After years of controversy, court battles, and a disbanded cultural studies program, the Tucson (Ariz.) Unified School District is turning to a new program to raise the achievement of Hispanic students.
It’s a new desegregation program, called Mexican American Student Services, for middle and high school students, that will offer tutoring and mentoring services, address behavioral issues, and facilitate students’ access to school services and community organizations, in hopes of increasing the academic achievement and graduation rates of the district’s struggling Hispanic students. In 2010, about 15 percent of Latino students nationwide dropped out of school, compared to only 5 percent of white students, according to the National Center for Education Statistics.
The second-largest district in Arizona, Tucson USD enrolls over 50,000 students, roughly 32,000 of them Hispanic. For the past 30 years, the district has been under federal oversight, over a desegregation case brought by Hispanic and black parents and students. Under orders to correct the historic discrimination against students of color, the district created a program called Mexican American Studies in the late 1990s, which included literature classes from the Hispanic perspective.
But in 2010, a state law banned classes that fostered racial resentment and solidarity among members of a single ethnic group. And the Mexican American Studies program was deemed to do so by then-Arizona Superintendent of Public Instruction and current State Attorney General Tom Horne. At the risk of losing a reported $15 million in state education funds, the district dismantled the program, suspending classes focused on race and identity and removing books from classrooms, including “Pedagogy of the Oppressed.”
In its place, the district created the Mexican American Student Services program last July, providing tutoring services and mentoring through partnerships with local businesses and organizations, according to the program’s director, Maria Figueroa, a former school principal. The program is still in its early stages and growing. “Our goal is to raise the student achievement of Latino students, and advocate for them, their social well-being, and academic achievement,” Figueroa says.

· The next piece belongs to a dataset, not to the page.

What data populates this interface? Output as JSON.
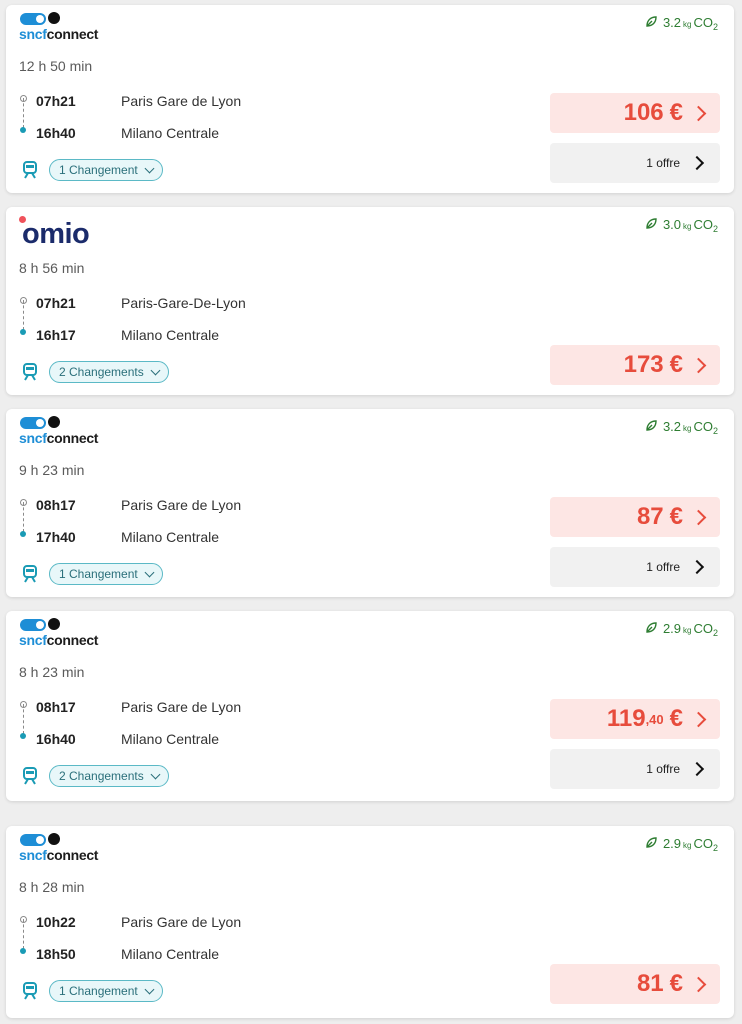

In addition, last December, the Tucson USD Governing Board (the district’s school board) approved another new desegregation plan that would bring back culturally relevant high school literature and social studies courses, without mentioning the dismantled Mexican American Studies by name, as the law against the original program still stands. The federal court is expected to rule on the desegregation case in January, says Tucson USD communications director Cara Rene.
Because of the large numbers of Latino youth in Arizona, “the economic future of the state depends on how we educate our students,” Figueroa says.